  26. 26.
    Furlanetto S, Orlandini S, Mura P, Sergent M, Pinzauti S (2003) How experimental design can improve the validation process. Studies in pharmaceutical analysis. Anal Bioanal Chem 377:937–944CrossRefGoogle Scholar
  27. 27.
    Bärring N-E (1966) Electrodeposition of actinide and lanthanide elements. AB Atomenergi, NyköpingGoogle Scholar
  28. 28.
    Talvitie NA (1972) Electrodeposition of actinides for alpha spectrometric determination. Anal Chem 44:280–283CrossRefGoogle Scholar
  29. 29.
    Weissman S, Anderson NG (2015) Design of experiments (DoE) and process optimization. A review of recent publications. Org Process Res Dev 11:1605–1633CrossRefGoogle Scholar
  30. 30.
    Izadiyan P, Hemmateenejad B (2016) Multi-response optimization of factors affecting ultrasonic assisted extraction from Iranian basil using central composite design. Food Chem 190:864–870CrossRefGoogle Scholar
  31. 31.
    Dejaegher B, Vander Heyden Y (2011) Experimental designs and their recent advances in set-up, data interpretation, and analytical applications. J Pharm Biomed Anal 56(2):141–158CrossRefGoogle Scholar
  32. 32.
    Gorry PA (1990) General least-squares smoothing and differentiation by the convolution (Savitzky–Golay) method. Anal Chem 62:570–573CrossRefGoogle Scholar
  33. 33.
    Hund E, Vander Heyden Y, Haustein M, Massart DL, Smeyers-Verbeke J (2000) Comparison of several criteria to decide on the significance of effects in a robustness test with an asymmetrical factorial design. Anal Chim Acta 404:257–271CrossRefGoogle Scholar
  34. 34.
    Hund E, Vander Heyden Y, Haustein M, Massart DL, Smeyers-Verbeke J (2000) Robustness testing of a reversed-phase high-performance liquid chromatographic assay: comparison of fractional and asymmetrical factorial designs. J Chromatogr A 874:167–185CrossRefGoogle Scholar
  35. 35.
    Khuri AI, Mukhopadhyay S (2010) Response surface methodology. WIREs Comput Stat 2:128–149CrossRefGoogle Scholar
  36. 36.
    Massart DL, Vandeginste BGM, Buydens LMC, De Jong S, Lewi PJ, Smeyers-Verbeke J (1997) Handbook of chemometrics and qualimetrics: part A and B. Elsevier, AmsterdanGoogle Scholar
  37. 37.
    Montgomery DC (2013) Design and analysis of experiments, 8th edn.
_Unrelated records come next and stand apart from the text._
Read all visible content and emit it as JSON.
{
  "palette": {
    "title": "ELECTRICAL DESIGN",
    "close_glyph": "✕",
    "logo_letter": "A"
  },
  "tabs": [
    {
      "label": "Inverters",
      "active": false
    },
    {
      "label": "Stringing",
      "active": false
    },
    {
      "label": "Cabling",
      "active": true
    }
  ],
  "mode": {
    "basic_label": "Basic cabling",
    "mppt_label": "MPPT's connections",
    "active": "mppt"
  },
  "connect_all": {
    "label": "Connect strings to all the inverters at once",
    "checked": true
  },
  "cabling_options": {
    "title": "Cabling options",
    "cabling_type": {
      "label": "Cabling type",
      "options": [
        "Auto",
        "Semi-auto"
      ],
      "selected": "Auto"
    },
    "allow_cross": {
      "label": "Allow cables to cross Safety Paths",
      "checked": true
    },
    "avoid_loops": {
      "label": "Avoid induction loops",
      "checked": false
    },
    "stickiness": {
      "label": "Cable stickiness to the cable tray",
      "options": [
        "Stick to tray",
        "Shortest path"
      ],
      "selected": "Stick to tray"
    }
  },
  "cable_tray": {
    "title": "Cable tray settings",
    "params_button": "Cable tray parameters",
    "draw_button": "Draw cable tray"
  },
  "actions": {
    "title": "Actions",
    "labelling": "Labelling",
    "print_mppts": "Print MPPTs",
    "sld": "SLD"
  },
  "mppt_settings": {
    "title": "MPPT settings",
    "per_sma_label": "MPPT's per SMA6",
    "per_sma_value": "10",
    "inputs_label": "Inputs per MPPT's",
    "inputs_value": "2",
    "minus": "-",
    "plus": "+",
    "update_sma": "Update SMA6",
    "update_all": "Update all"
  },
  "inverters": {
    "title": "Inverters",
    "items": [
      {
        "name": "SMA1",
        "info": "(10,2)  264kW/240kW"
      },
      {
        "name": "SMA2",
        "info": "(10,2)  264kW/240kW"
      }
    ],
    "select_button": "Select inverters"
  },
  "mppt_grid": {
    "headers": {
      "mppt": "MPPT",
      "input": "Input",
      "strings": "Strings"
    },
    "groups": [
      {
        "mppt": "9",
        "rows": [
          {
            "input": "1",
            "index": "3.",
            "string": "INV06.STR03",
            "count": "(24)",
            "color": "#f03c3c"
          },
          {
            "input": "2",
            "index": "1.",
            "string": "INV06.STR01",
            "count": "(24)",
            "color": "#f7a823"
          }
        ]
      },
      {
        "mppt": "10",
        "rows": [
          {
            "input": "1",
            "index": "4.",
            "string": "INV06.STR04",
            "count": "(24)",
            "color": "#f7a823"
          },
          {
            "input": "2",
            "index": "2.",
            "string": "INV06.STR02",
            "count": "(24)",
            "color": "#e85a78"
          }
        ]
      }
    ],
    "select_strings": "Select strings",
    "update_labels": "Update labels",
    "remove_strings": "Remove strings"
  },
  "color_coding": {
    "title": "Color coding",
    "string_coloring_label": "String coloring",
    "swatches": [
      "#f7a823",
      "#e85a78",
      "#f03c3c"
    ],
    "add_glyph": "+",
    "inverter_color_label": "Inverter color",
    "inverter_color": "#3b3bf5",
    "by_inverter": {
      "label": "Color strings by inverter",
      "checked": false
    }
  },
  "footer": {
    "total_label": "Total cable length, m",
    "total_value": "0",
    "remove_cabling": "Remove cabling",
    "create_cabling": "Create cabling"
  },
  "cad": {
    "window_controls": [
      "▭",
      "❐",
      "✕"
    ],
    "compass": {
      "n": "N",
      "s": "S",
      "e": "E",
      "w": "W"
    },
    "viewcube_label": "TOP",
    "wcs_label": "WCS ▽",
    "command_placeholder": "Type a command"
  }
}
Wiley, New YorkGoogle Scholar
  38. 38.
    ISO norm 2854-1976 (E) (1976) Statistical interpretation of data. Techniques of estimation and tests relating to means and variancesGoogle Scholar
  39. 39.
    Glover SE, Filby RH, Clark SB, Grytdal SP (1998) Optimization and characterization of a sulfate based electrodeposition method for alpha-spectroscopy of actinide elements using chemometric analysis. J Radioanal Nucl Chem 234:213–220CrossRefGoogle Scholar
  40. 40.
    Tibshirani R (1996) Regression and selection via the lasso. J R Stat Soc B 58:267–288Google Scholar
  41. 41.
    Brath R, Banissi E (2017) Stem and leaf plots extended for text visualizations. In: 14th international conference on computer graphics, imaging and visualization, Marrakesh, MoroccoGoogle Scholar
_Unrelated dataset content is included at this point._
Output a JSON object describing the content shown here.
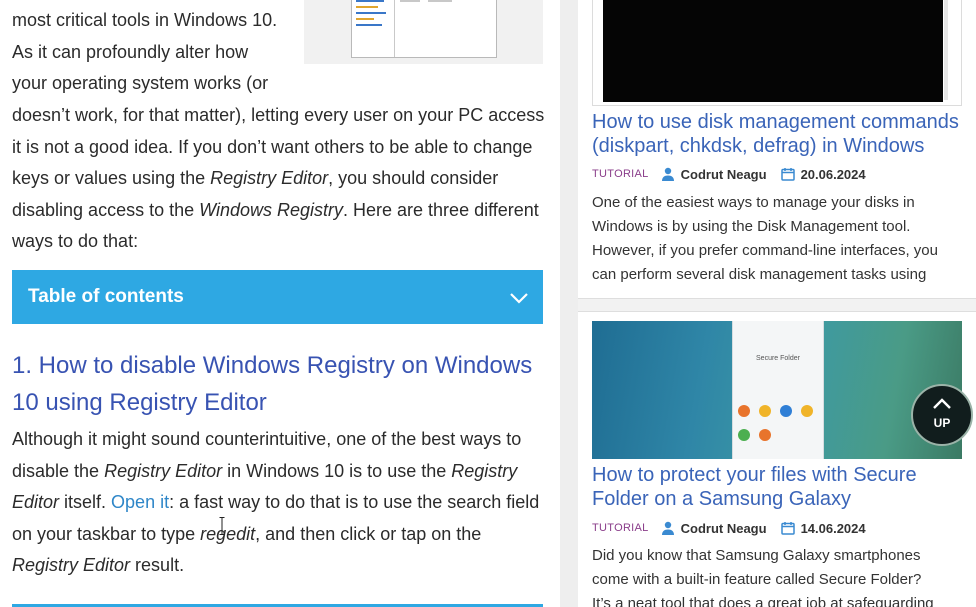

Copyright information

© Akadémiai Kiadó, Budapest, Hungary 2019

Authors and Affiliations

  1. 1.Ezeiza Atomic CenterRadiological Protection Measurements and Evaluations, Nuclear Regulatory AuthorityEzeiza, Buenos AiresArgentina

Personalised recommendations